In the Spotlight
In this edition, we’d like to highlight the following important information which has been provided by one of our compliance partners, the UCF Information Security Office:
Our online activities exposes us to cyber criminals and others who wish to commit identity theft, fraud, and harassment. Every time we connect to the Internet, at home, at work, or on our mobile device, we make decisions that affect our cybersecurity. The Information Security Office would like to remind everyone that information security is a shared responsibility, and that each of us must do our part to protect our personal and university information. To that end, the Information Security Office encourages you to adopt these recommended security best practices:
1) Federal, state, and university policies mandate certain requirements when storing or transmitting university’s Highly Restricted and Restricted data. University faculty, staff, and affiliates have a responsibility to protect university data during the course of employment, or service to the university. Please review UCF Policy 4-008.1, UCF Regulation 3.045, and FERPA requirements:
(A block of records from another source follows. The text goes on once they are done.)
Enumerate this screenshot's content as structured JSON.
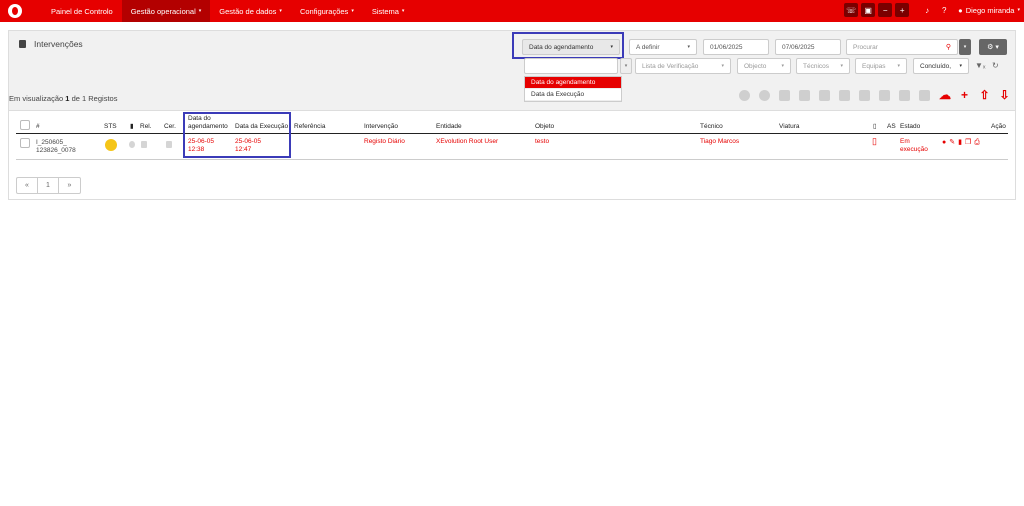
{
  "nav": {
    "items": [
      {
        "label": "Painel de Controlo",
        "caret": ""
      },
      {
        "label": "Gestão operacional",
        "caret": "▾"
      },
      {
        "label": "Gestão de dados",
        "caret": "▾"
      },
      {
        "label": "Configurações",
        "caret": "▾"
      },
      {
        "label": "Sistema",
        "caret": "▾"
      }
    ],
    "user": "Diego miranda",
    "user_caret": "▾"
  },
  "panel": {
    "title": "Intervenções",
    "date_type_select": "Data do agendamento",
    "status_select": "A definir",
    "date_from": "01/06/2025",
    "date_to": "07/06/2025",
    "search_placeholder": "Procurar",
    "filters": {
      "checklist": "Lista de Verificação",
      "object": "Objecto",
      "technicians": "Técnicos",
      "teams": "Equipas",
      "concluded": "Concluído,"
    },
    "dropdown_options": [
      "Data do agendamento",
      "Data da Execução"
    ]
  },
  "records": {
    "prefix": "Em visualização",
    "shown": "1",
    "middle": "de",
    "total": "1",
    "suffix": "Registos"
  },
  "table": {
    "headers": {
      "id": "#",
      "sts": "STS",
      "rel": "Rel.",
      "cer": "Cer.",
      "sched_line1": "Data do",
      "sched_line2": "agendamento",
      "exec": "Data da Execução",
      "ref": "Referência",
      "intervention": "Intervenção",
      "entity": "Entidade",
      "object": "Objeto",
      "technician": "Técnico",
      "vehicle": "Viatura",
      "as": "AS",
      "state": "Estado",
      "action": "Ação"
    },
    "rows": [
      {
        "id_line1": "I_250605_",
        "id_line2": "123826_0078",
        "sched_date": "25-06-05",
        "sched_time": "12:38",
        "exec_date": "25-06-05",
        "exec_time": "12:47",
        "ref": "",
        "intervention": "Registo Diário",
        "entity": "XEvolution Root User",
        "object": "testo",
        "technician": "Tiago Marcos",
        "vehicle": "",
        "state_line1": "Em",
        "state_line2": "execução"
      }
    ]
  },
  "pager": {
    "prev": "«",
    "page": "1",
    "next": "»"
  },
  "colors": {
    "accent": "#e60000",
    "highlight": "#3b3bb8",
    "status_dot": "#f5c518"
  }
}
(Please copy and paste the following links into your browser)
2) Do not place university restricted data in a personally owned cloud storage location, such as iCloud, and Google Drive.
3) Immediately report any successful or attempted security breaches to the Security Incident Response Team at firstname.lastname@example.org.
4) Back up your data securely and frequently; this will minimize impact in the event of device failure.
5) Use passwords that can’t be easily guessed, and avoid using the same password on multiple accounts.
6) Never share or provide your password to anyone. Change your passwords frequently. University policy requires passwords to be changed every 60 days.
7) Log-off or shut down computers when leaving your desk or device.
8) Never respond to email or any other communication requesting personal or financial information.
9) Don’t be fooled by various phishing schemes designed to trick you into revealing personal information. Be alarmed if an email message contains an urgent request, or requires an immediate response. When in doubt call your IT support staff for assistance.
10) Never open unsolicited email attachments. Even attachments from known entities can contain malware. Confirm with the sender when in doubt.
11) Don’t click on links in email messages. Manually type the address into your browser, or use copy and paste.
12) Limit web browsing to work-related sites and don’t download or install unknown or unsolicited programs on your devices.
13) Remove all unused programs and applications.
14) Be sure your system is running the latest operating system, applications, and updated antimalware software at all times. Where appropriate, set your computer to automatically update operating system and antimalware software.
For additional information about security best practices and policies, and to download the information security brochure for faculty and staff, please visit the information security website by copying and pasting the following link into your browser: